Hundreds of people including politicians and dignitaries gathered at the historic Northland site today to mark the battle where 45 British soldiers and 30 Maori warriors lost their lives 170 years ago.
The 400 strong haka party, many descendants of the great chief Te Ruki Kawiti were joined by Tuhoe, Tauranga, Tainui and the greater Ngapuhi whanau.
Children and women took their place amongst the warriors and Ruapekapeka Trust board member Willow-Jean Prime said it was important to remember that women and children played an important role in the conflict.
"Women and children were here, their job was to refill the muskets with gun powder. As you heard this morning there was a kuia (older women) who was involved with many of the battles, who came to Ruapekapeka with her musket, filled it and instead of handing it on she used it herself and in the end she was killed in battle."
The haka party escorted the group of visitors including politicians Nanaia Mahuta, Kelvin Davis, Pita Paraone, Te Ururoa Flavell and Peeni Henare.
Tatai Henare, Peeni's twin brother, stood at the forefront of the haka powhiri wielding the sword which had been used to knight their grandfather Sir James Henare.
Earlier in the day a blanket of mist covered the valley as locals trekked to the top of the pa and performed a dawn karakia or incantation.
Maori Development Minister Te Ururoa Flavell, who is from Ngapuhi, said he felt privileged to be part of it.
"You hear a lot about it but until you arrive on one of these sites you don't really understand how brainy our people were to be able to figure out a way of defending a pa site the tactics that were used," he said.
"Even military strategists talk about our brilliance. Being here in one sense you're in awe and in another it's a bit scary because you could be standing on ground where people lost their lives."
Noel Taylor and his friend Kevin Ashcroft, two war enthusiasts and members of the Territorial Army, attended the dawn ceremony.
Mr Taylor said he had studied this battlefield and its design for many years.
"These guys didn't go to the military school of engineering for a three month course, they developed it by looking, listening and learning. This is a very good example of Maori engineering."
The battle of Ruapekapeka ended the northern land wars but many more would follow throughout the country.
Hauraki MP Nanaia Mahuta is calling for a national day of commemoration for all the New Zealand land wars.
"You have to appreciate the contribution that Maori tactical fighting contributed to the British adoption of trench warfare and when you come to Ruapekapeka and see the trenches and then see how the British Government adopted it and adapted it in its battles overseas. I think New Zealand has lots to be proud of in terms of its contribution."

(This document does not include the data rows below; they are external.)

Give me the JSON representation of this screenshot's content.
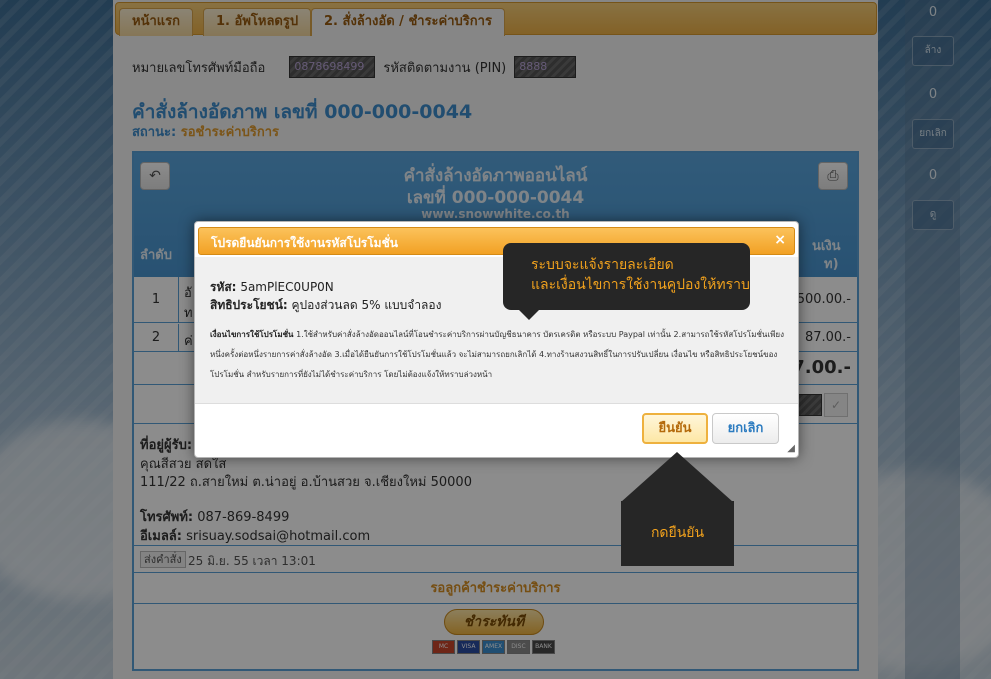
{
  "sidebar": {
    "counts": [
      "0",
      "0",
      "0"
    ],
    "buttons": [
      "ล้าง",
      "ยกเลิก",
      "ดู"
    ]
  },
  "tabs": [
    "หน้าแรก",
    "1. อัพโหลดรูป",
    "2. สั่งล้างอัด / ชำระค่าบริการ"
  ],
  "phone": {
    "label": "หมายเลขโทรศัพท์มือถือ",
    "value": "0878698499",
    "pin_label": "รหัสติดตามงาน (PIN)",
    "pin_value": "8888"
  },
  "order": {
    "title": "คำสั่งล้างอัดภาพ เลขที่ 000-000-0044",
    "status_label": "สถานะ:",
    "status_value": "รอชำระค่าบริการ"
  },
  "receipt": {
    "title": "คำสั่งล้างอัดภาพออนไลน์",
    "number": "เลขที่ 000-000-0044",
    "site": "www.snowwhite.co.th",
    "col_no": "ลำดับ",
    "col_amount_partial": "นเงิน",
    "col_amount_partial2": "ท)",
    "rows": [
      {
        "no": "1",
        "text_a": "อั",
        "text_b": "ท",
        "amount": "500.00.-"
      },
      {
        "no": "2",
        "text_a": "ค่",
        "text_b": "",
        "amount": "87.00.-"
      }
    ],
    "total_partial": "7.00.-",
    "address_label": "ที่อยู่ผู้รับ:",
    "address_name": "คุณสีสวย สดใส",
    "address_line": "111/22 ถ.สายใหม่ ต.น่าอยู่ อ.บ้านสวย จ.เชียงใหม่ 50000",
    "phone_label": "โทรศัพท์:",
    "phone_value": "087-869-8499",
    "email_label": "อีเมลล์:",
    "email_value": "srisuay.sodsai@hotmail.com",
    "send_label": "ส่งคำสั่ง",
    "send_date": "25 มิ.ย. 55 เวลา 13:01",
    "waiting": "รอลูกค้าชำระค่าบริการ",
    "pay_button": "ชำระทันที",
    "cards": [
      "MC",
      "VISA",
      "AMEX",
      "DISC",
      "BANK"
    ],
    "card_colors": [
      "#c8452b",
      "#2a4da3",
      "#3b8ed0",
      "#8a8a8a",
      "#4a4a4a"
    ]
  },
  "modal": {
    "title": "โปรดยืนยันการใช้งานรหัสโปรโมชั่น",
    "close": "×",
    "code_label": "รหัส:",
    "code_value": "5amPlEC0UP0N",
    "benefit_label": "สิทธิประโยชน์:",
    "benefit_value": "คูปองส่วนลด 5% แบบจำลอง",
    "cond_label": "เงื่อนไขการใช้โปรโมชั่น",
    "cond_text": "1.ใช้สำหรับค่าสั่งล้างอัดออนไลน์ที่โอนชำระค่าบริการผ่านบัญชีธนาคาร บัตรเครดิต หรือระบบ Paypal เท่านั้น 2.สามารถใช้รหัสโปรโมชั่นเพียงหนึ่งครั้งต่อหนึ่งรายการค่าสั่งล้างอัด 3.เมื่อได้ยืนยันการใช้โปรโมชั่นแล้ว จะไม่สามารถยกเลิกได้ 4.ทางร้านสงวนสิทธิ์ในการปรับเปลี่ยน เงื่อนไข หรือสิทธิประโยชน์ของโปรโมชั่น สำหรับรายการที่ยังไม่ได้ชำระค่าบริการ โดยไม่ต้องแจ้งให้ทราบล่วงหน้า",
    "confirm": "ยืนยัน",
    "cancel": "ยกเลิก"
  },
  "tooltips": {
    "info_line1": "ระบบจะแจ้งรายละเอียด",
    "info_line2": "และเงื่อนไขการใช้งานคูปองให้ทราบ",
    "confirm_hint": "กดยืนยัน"
  }
}
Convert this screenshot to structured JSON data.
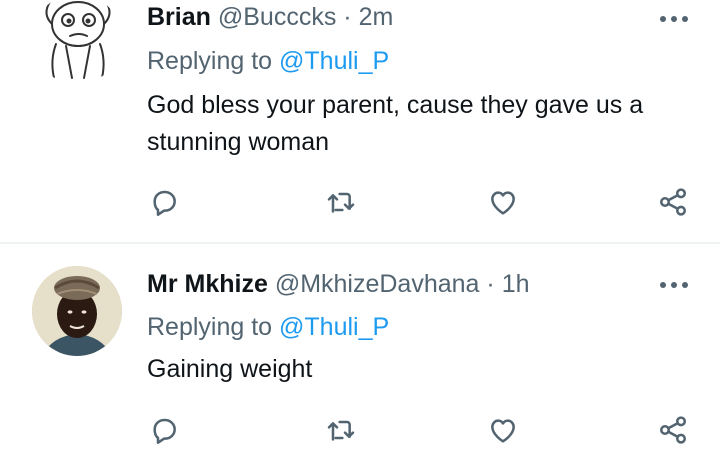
{
  "tweets": [
    {
      "name": "Brian",
      "handle": "@Bucccks",
      "separator": "·",
      "time": "2m",
      "replying_prefix": "Replying to",
      "replying_to": "@Thuli_P",
      "text": "God bless your parent, cause they gave us a stunning woman",
      "avatar_icon": "doodle-face-avatar"
    },
    {
      "name": "Mr Mkhize",
      "handle": "@MkhizeDavhana",
      "separator": "·",
      "time": "1h",
      "replying_prefix": "Replying to",
      "replying_to": "@Thuli_P",
      "text": "Gaining weight",
      "avatar_icon": "photo-avatar"
    }
  ],
  "actions": [
    "reply-icon",
    "retweet-icon",
    "like-icon",
    "share-icon"
  ],
  "colors": {
    "text": "#0f1419",
    "secondary": "#536471",
    "link": "#1d9bf0",
    "divider": "#eff3f4"
  }
}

Her call has been supported by Maori MPs across Parliament including Maori Party's Te Ururoa Flavell who said he was optimistic that New Zealand will have a day of commemoration this time next year.